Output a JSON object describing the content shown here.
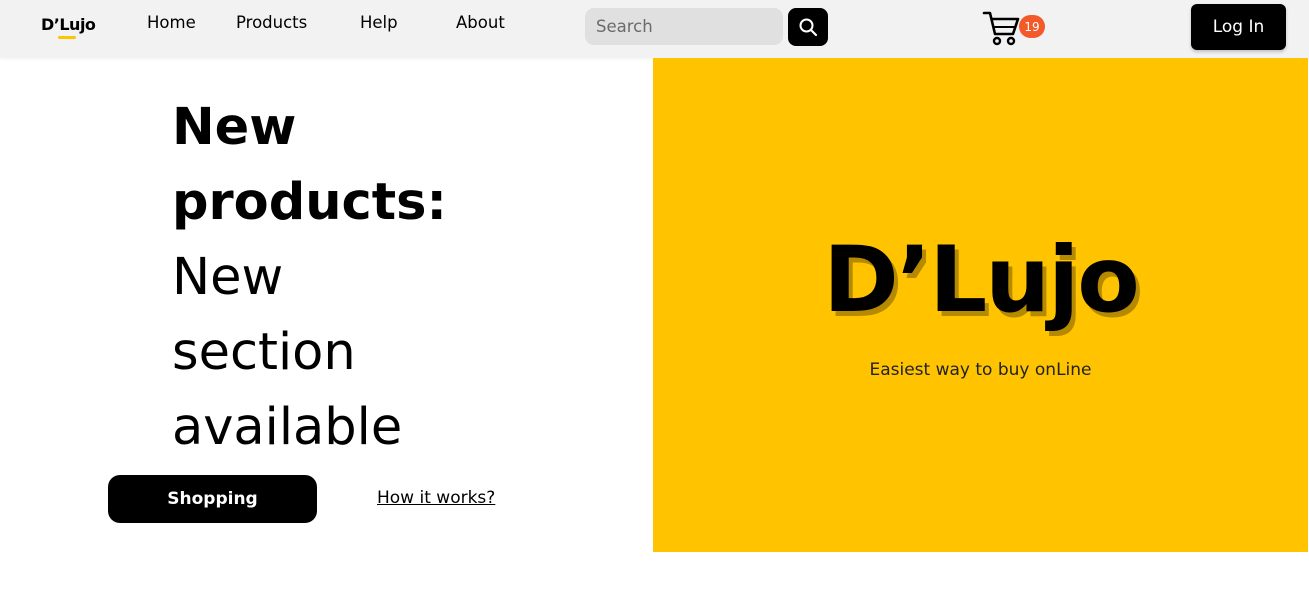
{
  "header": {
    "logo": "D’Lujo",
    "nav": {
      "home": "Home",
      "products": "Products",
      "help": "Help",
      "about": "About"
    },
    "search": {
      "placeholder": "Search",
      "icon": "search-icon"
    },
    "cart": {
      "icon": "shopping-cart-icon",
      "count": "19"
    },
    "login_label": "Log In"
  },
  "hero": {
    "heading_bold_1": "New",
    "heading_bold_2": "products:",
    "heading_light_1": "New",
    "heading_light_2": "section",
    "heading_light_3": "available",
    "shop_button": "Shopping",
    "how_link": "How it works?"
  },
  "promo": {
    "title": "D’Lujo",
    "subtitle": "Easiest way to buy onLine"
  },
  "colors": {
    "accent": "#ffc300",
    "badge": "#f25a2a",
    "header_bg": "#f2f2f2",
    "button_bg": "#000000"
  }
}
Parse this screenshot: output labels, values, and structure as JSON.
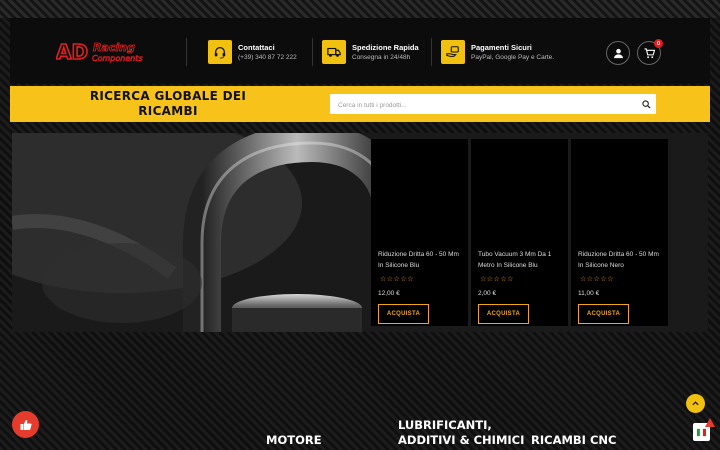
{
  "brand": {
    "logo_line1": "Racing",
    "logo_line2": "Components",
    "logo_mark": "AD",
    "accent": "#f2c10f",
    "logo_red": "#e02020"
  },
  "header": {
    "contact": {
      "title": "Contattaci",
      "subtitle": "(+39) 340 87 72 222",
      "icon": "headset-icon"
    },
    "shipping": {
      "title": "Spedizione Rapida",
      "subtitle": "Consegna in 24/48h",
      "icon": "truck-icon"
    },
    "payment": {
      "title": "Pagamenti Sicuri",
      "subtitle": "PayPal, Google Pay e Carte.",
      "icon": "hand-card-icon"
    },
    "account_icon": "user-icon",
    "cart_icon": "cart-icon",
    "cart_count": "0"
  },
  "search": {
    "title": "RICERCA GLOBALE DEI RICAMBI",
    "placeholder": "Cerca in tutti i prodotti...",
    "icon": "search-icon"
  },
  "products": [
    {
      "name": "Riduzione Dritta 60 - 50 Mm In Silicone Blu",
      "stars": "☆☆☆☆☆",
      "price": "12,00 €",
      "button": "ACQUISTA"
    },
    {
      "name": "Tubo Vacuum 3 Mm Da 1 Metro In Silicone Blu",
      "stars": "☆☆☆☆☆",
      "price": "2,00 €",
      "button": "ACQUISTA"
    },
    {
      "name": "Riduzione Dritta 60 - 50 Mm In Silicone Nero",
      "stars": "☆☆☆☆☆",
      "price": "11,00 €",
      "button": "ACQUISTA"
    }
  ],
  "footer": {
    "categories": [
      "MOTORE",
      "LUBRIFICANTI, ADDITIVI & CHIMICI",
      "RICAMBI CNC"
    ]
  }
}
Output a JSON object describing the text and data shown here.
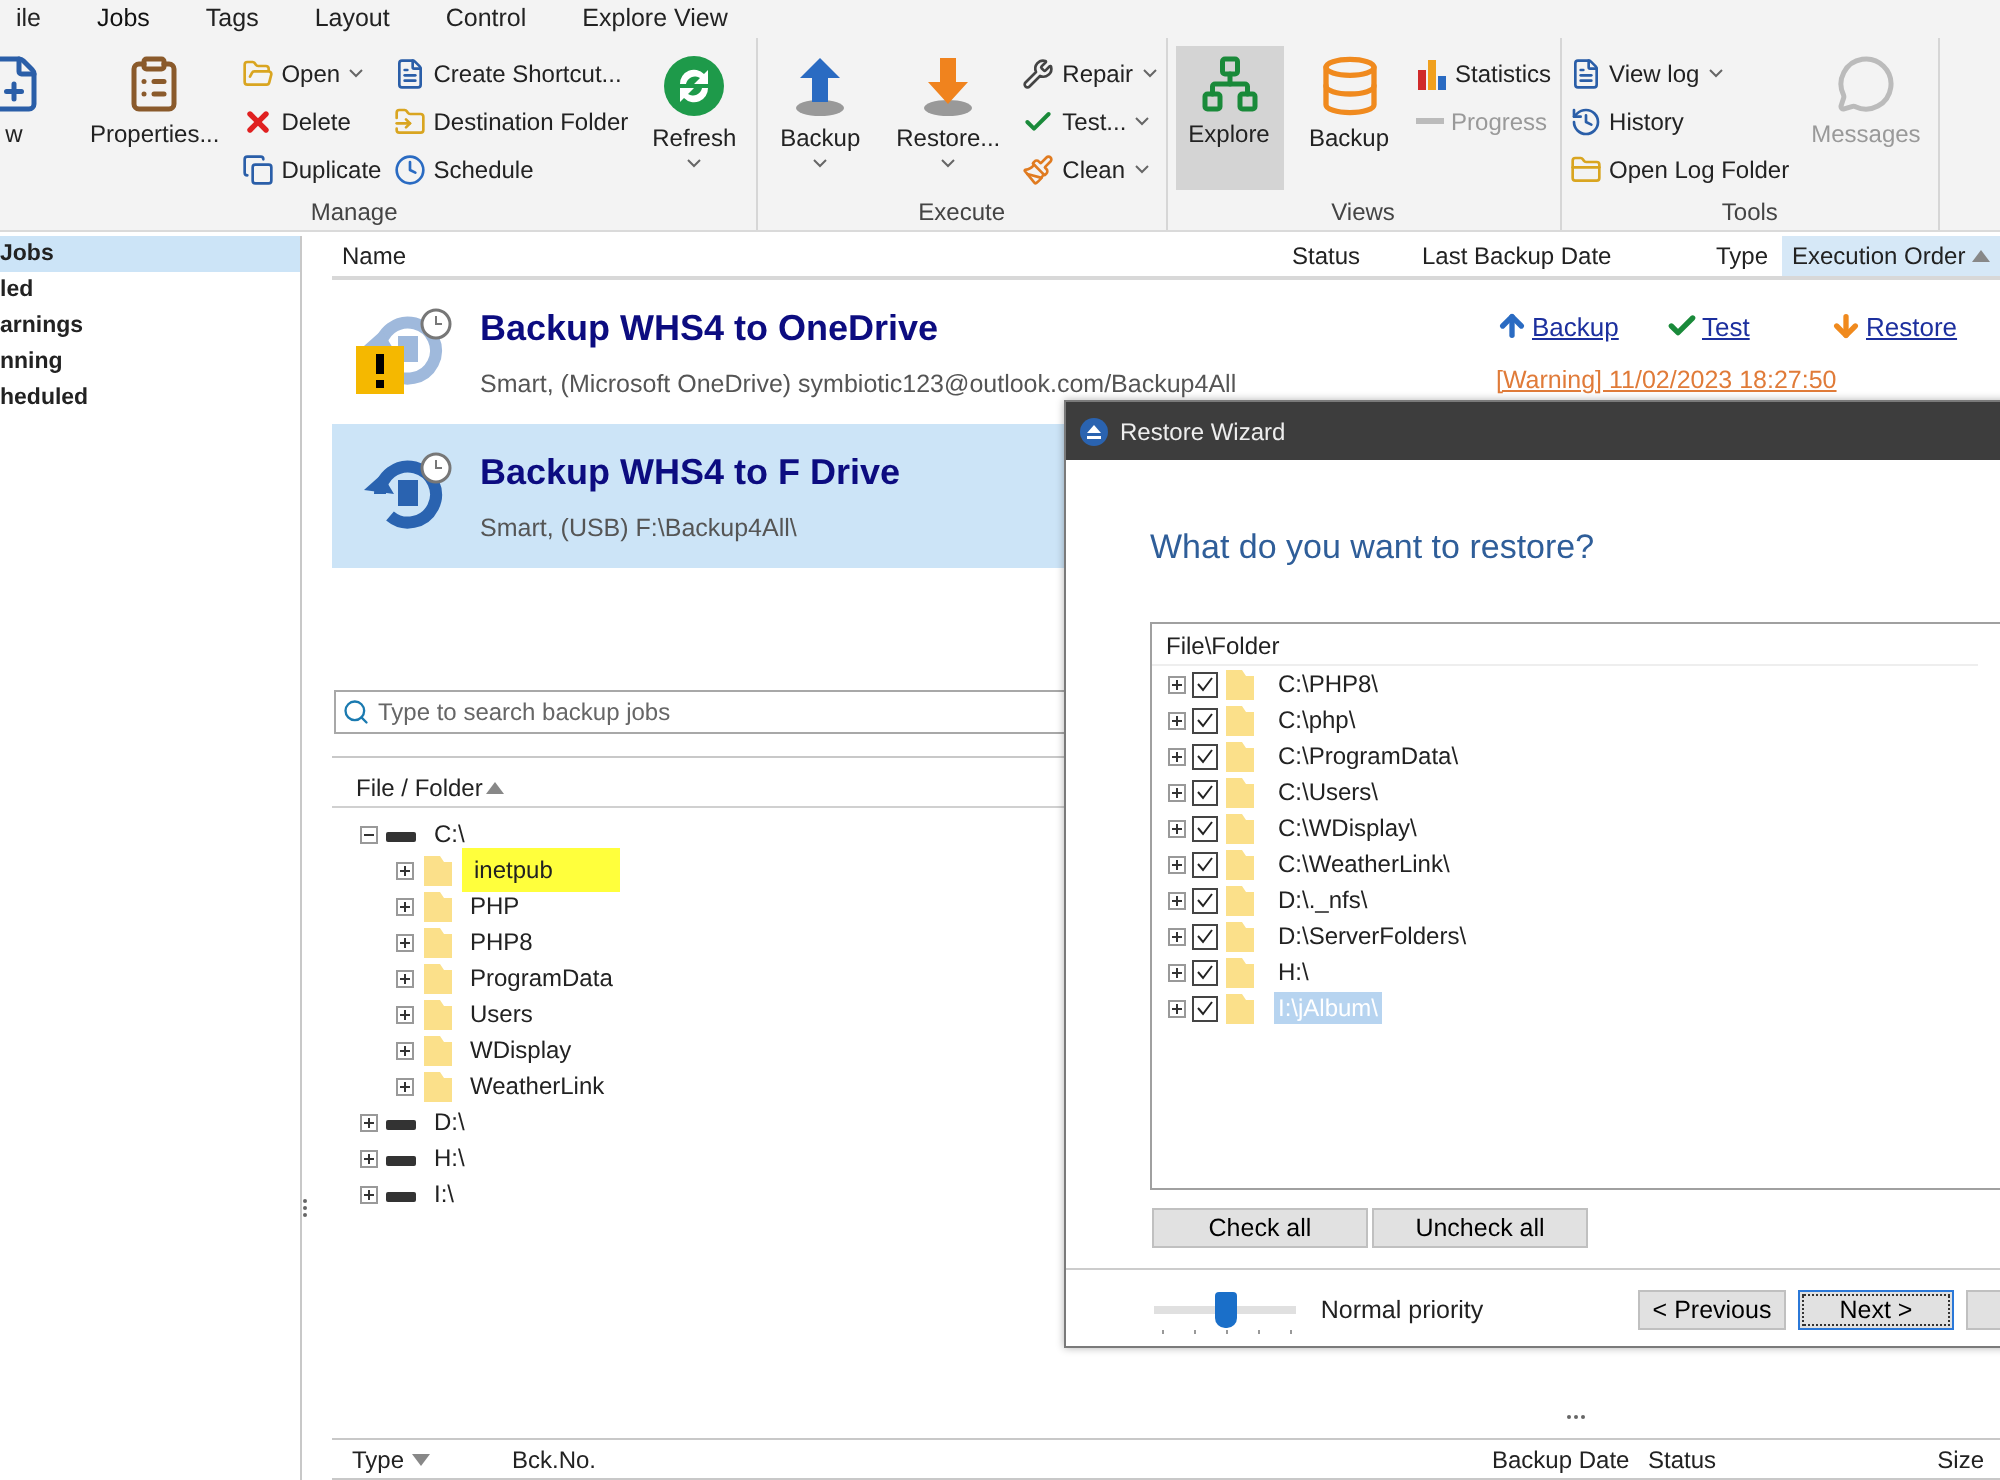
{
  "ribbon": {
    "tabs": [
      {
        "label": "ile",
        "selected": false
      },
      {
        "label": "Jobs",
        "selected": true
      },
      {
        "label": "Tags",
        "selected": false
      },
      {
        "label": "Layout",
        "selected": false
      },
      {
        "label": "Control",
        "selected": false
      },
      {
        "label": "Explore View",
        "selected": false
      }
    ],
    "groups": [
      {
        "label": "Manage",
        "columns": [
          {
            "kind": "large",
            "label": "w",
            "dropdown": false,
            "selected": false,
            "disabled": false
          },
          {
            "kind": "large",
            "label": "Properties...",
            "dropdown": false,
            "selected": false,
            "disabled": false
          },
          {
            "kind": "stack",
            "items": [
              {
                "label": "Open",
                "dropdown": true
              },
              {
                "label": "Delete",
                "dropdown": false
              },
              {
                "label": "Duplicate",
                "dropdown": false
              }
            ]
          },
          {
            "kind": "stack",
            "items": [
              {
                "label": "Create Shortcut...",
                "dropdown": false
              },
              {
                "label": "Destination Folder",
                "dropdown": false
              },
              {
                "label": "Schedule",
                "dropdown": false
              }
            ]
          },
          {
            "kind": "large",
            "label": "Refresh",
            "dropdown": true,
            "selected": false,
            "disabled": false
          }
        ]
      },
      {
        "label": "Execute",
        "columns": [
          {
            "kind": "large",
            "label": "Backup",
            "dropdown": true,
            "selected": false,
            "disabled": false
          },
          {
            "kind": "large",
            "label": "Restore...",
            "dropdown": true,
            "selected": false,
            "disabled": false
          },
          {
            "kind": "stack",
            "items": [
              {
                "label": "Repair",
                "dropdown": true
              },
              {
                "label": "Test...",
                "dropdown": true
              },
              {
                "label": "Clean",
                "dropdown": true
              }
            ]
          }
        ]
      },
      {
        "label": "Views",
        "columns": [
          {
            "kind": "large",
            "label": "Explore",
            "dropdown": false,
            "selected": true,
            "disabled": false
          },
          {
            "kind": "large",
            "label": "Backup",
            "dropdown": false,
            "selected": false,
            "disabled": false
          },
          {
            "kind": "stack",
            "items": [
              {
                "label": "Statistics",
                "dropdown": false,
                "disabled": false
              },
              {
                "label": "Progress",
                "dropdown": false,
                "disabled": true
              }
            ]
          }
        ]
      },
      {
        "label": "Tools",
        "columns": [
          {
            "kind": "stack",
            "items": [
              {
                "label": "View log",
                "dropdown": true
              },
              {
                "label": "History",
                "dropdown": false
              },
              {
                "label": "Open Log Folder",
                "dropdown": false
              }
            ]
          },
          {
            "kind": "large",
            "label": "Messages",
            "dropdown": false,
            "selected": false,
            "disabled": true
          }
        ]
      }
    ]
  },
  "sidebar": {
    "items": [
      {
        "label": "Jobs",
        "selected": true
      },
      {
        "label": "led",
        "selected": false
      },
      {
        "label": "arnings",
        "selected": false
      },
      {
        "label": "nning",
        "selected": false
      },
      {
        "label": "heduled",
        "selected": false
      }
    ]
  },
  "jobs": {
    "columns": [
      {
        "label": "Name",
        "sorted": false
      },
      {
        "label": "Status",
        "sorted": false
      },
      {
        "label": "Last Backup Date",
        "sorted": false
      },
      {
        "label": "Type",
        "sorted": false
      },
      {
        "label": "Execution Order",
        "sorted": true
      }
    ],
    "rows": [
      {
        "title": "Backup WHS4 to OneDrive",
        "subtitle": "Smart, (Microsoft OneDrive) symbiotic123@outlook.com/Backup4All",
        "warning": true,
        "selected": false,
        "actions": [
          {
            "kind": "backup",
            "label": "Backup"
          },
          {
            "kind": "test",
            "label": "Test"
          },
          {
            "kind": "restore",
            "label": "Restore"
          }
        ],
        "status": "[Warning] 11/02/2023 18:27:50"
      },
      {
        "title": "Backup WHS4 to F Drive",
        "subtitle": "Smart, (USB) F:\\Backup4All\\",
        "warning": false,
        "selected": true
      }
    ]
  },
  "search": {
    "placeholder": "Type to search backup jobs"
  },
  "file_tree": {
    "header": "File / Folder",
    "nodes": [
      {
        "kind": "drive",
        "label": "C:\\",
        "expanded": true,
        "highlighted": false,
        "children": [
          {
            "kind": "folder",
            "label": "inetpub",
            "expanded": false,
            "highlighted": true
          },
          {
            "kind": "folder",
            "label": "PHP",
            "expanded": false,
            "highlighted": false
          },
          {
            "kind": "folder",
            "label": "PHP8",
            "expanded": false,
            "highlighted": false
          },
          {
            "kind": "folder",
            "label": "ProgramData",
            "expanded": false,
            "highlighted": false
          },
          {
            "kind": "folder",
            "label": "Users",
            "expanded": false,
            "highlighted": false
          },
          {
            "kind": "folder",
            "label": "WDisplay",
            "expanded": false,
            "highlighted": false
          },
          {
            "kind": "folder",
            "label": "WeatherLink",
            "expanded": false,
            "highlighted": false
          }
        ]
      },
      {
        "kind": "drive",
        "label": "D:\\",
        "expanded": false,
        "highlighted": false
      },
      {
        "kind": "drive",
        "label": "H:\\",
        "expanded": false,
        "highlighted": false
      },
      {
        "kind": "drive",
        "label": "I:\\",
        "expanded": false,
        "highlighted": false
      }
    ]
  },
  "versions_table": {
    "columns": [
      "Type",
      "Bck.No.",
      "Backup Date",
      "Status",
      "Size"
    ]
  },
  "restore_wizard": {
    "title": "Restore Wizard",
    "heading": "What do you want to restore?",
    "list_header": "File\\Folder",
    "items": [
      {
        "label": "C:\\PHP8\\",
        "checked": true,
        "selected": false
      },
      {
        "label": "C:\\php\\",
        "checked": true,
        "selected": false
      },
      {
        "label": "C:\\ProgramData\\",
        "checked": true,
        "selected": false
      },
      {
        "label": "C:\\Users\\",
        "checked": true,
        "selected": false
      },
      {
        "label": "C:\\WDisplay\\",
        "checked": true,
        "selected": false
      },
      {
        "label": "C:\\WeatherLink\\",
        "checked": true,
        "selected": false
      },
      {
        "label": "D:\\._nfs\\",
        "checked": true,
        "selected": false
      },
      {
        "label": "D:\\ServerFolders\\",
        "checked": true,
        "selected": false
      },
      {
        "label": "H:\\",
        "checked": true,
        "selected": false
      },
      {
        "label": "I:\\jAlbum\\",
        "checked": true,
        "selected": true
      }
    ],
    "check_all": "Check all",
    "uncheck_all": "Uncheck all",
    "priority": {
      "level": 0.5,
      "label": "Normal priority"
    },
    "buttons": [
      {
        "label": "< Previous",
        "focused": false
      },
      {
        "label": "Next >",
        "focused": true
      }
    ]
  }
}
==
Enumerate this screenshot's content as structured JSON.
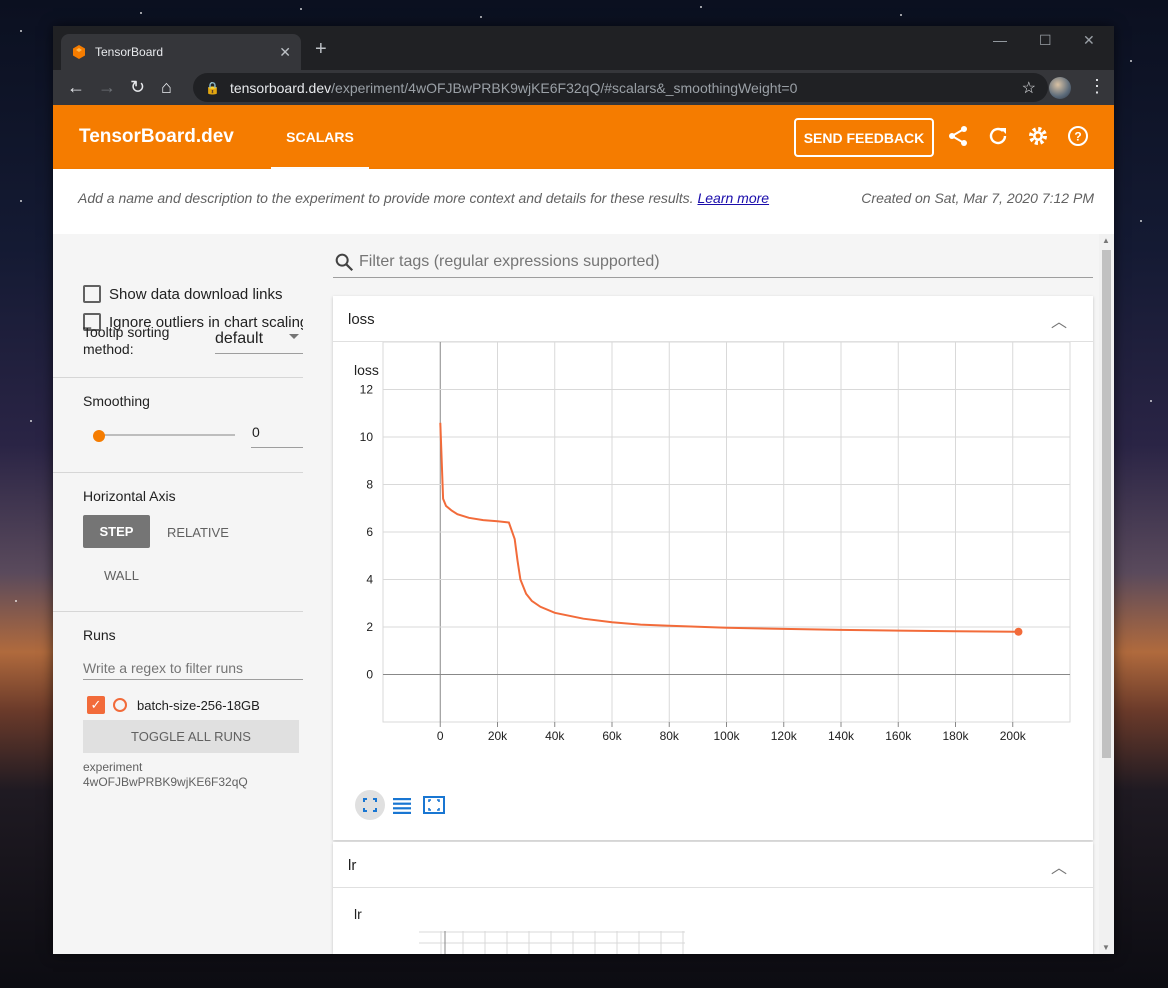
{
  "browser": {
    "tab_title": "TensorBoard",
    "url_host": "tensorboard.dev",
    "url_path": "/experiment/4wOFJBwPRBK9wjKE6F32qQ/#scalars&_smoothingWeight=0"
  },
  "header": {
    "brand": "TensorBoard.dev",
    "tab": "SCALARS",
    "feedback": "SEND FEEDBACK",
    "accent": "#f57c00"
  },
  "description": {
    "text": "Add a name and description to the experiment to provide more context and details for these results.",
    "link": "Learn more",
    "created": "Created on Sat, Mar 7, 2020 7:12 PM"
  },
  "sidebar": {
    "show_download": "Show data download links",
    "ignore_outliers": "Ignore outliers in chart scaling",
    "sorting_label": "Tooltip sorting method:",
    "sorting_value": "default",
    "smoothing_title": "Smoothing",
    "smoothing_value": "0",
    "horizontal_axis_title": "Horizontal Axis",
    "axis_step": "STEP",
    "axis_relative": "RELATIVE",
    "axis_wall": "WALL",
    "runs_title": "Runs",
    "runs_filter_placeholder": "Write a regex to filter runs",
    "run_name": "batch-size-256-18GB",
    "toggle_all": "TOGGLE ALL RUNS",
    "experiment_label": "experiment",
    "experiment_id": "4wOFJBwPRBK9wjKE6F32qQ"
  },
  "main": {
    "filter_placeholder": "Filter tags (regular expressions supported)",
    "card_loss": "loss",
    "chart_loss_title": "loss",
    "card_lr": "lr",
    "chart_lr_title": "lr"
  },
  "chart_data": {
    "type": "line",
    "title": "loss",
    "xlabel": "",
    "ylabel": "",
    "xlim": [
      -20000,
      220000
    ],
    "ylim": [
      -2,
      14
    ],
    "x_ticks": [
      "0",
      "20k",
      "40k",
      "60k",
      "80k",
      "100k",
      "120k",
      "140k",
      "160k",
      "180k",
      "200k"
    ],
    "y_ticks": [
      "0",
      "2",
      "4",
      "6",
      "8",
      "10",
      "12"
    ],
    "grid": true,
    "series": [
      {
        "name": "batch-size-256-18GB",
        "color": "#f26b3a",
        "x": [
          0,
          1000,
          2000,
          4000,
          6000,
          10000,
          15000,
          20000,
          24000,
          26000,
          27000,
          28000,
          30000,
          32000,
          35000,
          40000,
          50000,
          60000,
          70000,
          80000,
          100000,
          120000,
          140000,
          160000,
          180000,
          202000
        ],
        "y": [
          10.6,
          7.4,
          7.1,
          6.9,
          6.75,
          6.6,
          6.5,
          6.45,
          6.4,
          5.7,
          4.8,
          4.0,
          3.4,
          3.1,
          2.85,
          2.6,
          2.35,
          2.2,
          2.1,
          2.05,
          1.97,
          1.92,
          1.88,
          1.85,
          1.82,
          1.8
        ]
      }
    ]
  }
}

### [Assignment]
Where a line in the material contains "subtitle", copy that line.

### [Solution for this exercise]
    "subtitle": "Easiest way to buy onLine"
      "subtitle": "(+39) 340 87 72 222",
      "subtitle": "Consegna in 24/48h",
      "subtitle": "PayPal, Google Pay e Carte.",
        "subtitle": "Smart, (Microsoft OneDrive) symbiotic123@outlook.com/Backup4All",
        "subtitle": "Smart, (USB) F:\\Backup4All\\",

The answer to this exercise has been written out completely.